Topics - Retention

RetentionA chromatographic system consists of a moving phase and a stationary phase. Solutes placed in the chromatographic system distribute themselves between the two phases, but are moved through the system solely by the moving phase. Consequently, substances distributed preferentially in the moving phase move more rapidly through the system than those preferentially distributed in the stationary phase. Those that are preferentially distributed in the stationary phase are said to be retained by the stationary phase. Retention by the stationary phase is caused by the intermolecular forces (dispersive forces, polar forces and ionic forces) that exist between the solute molecules and those of the stationary phase being greater than the intermolecular forces that exist between the solute molecules and those of the mobile phase. Retention can be measured in a number of different ways. The time between the injection and the elution of the solute peak maximum is called the retention time. The volume of mobile phase passed through the column (corrected if necessary for mobile phase compressibility) between the sample injection and the elution of the peak maximum is called the retention volume. The distance between the point of injection and the peak maximum on the recorder or computer chart (or on a TLC plate) is called the retention distance.
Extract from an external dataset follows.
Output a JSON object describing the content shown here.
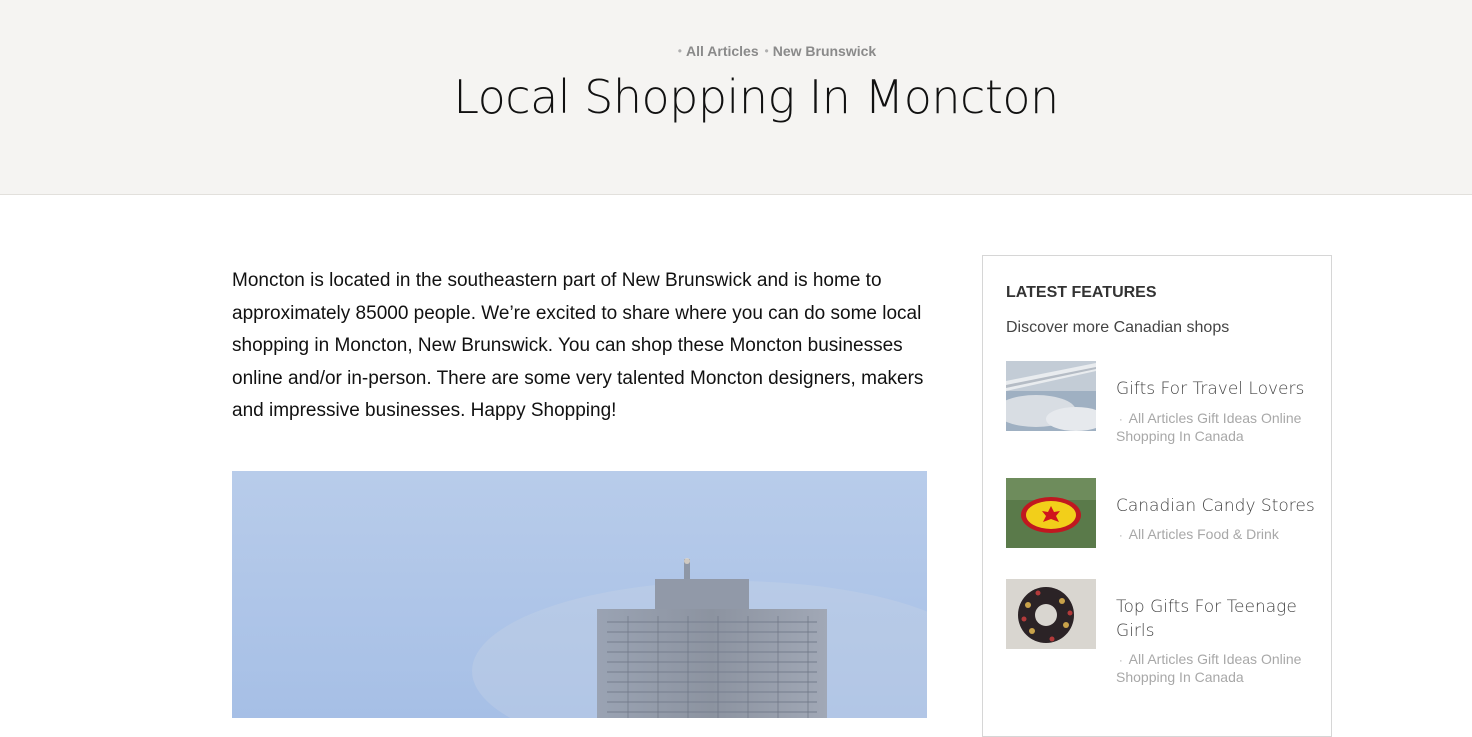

The retention of a solute in a chromatographic system is a characteristic of the solute and can be used to help identify the solute.